Our final food tasting were quesadillas from Quesadillas Miranda. By this time we were getting pretty full but even though we couldn’t eat much, they were definitely delicious. It was eye-opening to be able to sample foods that had names we recognized but at the same time were so different and so much better than what we were used to. Quesadillas made with fresh masa in front of you and not the store-bought tortillas are so much better than what we get at the usual chain restaurants. Topped with grilled onions, grilled nopales, and freshly made salsa and garnished with fresh papalo, these babies are worth the drive. It truly gave us a real appreciation for how amazing and wide-ranging Mexican cuisine is not just in Mexico but in LA as well.
I hope this little look at our recent Mexican street food crawl inspires you to explore the amazing Mexican food in LA and in Mexico! It certainly opened our eyes and we can’t wait to return and to try more places.
If you are interested in exploring yourself, I’ve listed the names and locations of our stops but an even better resource, as I mentioned earlier, is Bill Esparza’s book L. A. Mexicano. Its not only useful, it’s a truly well-written book that is a pleasure to read. You can also find many of Bill’s articles and lists that he’s written online for Los Angeles Magazine, Eater LA, KCET and many more. Plus, you can see him on TV with Andrew Zimmern and Phil Rosenthal, among others. And if you want to try some of his curated must-eats while traveling, check out his shore excursions offered exclusively on Princess Cruises’ Mexican and California Coastal cruises. I’ve been on the ones in Santa Barbara and Ensenada (I’ll hopefully be posting on those shortly) and they are spot on and a must if you are a foodie cruiser!! As a reminder, in the interest of full disclosure, my husband works for Princess Cruises (which explains how I’ve kind of got the scoop on those shore excursions in the first place but I wouldn’t mention them if I didn’t think they were completely wonderful!). What are some of your favorite spots and recommendations? Let us know in the comments!

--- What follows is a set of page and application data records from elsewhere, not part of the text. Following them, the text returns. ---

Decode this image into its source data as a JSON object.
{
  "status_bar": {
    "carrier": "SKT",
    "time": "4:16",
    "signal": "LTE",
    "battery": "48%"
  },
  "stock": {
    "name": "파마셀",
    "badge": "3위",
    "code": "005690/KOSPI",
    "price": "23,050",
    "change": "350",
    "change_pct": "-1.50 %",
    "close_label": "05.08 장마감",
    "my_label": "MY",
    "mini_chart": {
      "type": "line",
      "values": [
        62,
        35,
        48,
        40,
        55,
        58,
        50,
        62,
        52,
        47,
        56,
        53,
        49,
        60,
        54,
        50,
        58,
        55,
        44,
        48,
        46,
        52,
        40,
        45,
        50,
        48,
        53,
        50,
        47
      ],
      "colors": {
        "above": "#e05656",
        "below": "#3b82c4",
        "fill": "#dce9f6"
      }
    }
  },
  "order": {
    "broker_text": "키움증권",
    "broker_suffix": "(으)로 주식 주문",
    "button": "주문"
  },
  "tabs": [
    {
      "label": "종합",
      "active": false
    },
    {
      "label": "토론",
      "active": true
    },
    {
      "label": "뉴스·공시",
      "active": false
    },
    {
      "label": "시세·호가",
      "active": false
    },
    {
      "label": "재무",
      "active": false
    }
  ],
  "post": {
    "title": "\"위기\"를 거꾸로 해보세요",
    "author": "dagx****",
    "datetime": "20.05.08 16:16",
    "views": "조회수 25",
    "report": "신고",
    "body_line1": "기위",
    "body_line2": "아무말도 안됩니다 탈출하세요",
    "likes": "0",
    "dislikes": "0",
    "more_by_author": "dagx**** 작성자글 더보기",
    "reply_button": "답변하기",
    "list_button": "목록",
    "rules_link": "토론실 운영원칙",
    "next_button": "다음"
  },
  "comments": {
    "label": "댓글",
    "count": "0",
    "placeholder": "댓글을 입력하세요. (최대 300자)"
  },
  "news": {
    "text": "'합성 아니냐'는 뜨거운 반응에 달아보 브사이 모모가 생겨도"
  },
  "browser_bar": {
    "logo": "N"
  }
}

4800 block of E. Olympic Blvd.
East Los Angeles
Hours may vary but will generally be around 8 AM-5 PM
3040 E. Olympic Blvd
Open daily 9-6

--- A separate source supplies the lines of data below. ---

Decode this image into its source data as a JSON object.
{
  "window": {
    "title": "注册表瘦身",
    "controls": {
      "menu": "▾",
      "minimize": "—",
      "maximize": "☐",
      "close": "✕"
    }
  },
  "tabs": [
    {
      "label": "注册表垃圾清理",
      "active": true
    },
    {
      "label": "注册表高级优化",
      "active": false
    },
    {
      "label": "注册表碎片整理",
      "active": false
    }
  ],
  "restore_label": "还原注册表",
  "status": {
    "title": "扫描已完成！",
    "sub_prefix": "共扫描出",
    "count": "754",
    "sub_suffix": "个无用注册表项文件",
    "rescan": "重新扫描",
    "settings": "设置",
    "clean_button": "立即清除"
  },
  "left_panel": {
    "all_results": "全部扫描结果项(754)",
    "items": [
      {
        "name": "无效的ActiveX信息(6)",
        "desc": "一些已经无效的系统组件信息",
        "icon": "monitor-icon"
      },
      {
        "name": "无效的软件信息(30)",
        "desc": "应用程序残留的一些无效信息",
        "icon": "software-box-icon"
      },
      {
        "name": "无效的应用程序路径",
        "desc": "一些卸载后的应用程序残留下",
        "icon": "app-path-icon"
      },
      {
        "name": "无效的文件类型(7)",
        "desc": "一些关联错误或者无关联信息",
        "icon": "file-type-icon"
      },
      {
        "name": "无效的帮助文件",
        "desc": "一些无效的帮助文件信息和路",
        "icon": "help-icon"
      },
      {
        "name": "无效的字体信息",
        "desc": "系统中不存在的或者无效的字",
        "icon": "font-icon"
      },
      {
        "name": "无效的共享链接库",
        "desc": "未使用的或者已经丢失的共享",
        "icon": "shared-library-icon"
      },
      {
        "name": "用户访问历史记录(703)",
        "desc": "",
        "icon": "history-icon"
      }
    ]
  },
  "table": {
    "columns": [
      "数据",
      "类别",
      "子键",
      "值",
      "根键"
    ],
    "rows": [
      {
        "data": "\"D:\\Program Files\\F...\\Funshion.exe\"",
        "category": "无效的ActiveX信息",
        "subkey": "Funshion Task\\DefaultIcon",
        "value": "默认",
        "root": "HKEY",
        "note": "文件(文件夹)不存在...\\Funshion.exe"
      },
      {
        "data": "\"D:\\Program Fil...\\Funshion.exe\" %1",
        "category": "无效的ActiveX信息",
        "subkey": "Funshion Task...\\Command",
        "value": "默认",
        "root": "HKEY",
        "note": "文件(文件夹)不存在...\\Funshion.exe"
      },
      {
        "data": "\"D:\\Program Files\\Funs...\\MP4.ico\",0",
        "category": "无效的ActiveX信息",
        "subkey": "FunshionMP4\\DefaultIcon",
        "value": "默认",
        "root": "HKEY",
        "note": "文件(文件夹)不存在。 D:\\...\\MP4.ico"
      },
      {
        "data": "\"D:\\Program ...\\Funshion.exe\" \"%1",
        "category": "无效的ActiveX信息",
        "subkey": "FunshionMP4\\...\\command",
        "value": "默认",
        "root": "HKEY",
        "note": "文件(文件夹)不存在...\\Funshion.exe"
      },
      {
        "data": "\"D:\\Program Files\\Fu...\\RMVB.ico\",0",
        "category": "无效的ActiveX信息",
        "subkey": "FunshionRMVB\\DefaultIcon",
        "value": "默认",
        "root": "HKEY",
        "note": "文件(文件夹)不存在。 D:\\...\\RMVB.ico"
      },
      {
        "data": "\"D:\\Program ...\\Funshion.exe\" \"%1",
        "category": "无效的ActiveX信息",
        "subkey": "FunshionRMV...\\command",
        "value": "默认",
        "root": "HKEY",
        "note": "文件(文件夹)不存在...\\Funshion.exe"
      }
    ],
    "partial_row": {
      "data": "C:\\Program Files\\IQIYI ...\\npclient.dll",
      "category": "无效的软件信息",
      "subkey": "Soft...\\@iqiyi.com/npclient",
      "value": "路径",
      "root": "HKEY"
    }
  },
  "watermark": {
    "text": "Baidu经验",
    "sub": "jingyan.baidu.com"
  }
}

1610 E. Olympic Blvd
Start at the corner of Central and Olympic and you won’t miss it! Street parking available in surrounding area.
(The party and piñata stores inside the buildings are always there but the vendors on the sidewalks are only there on the weekends.)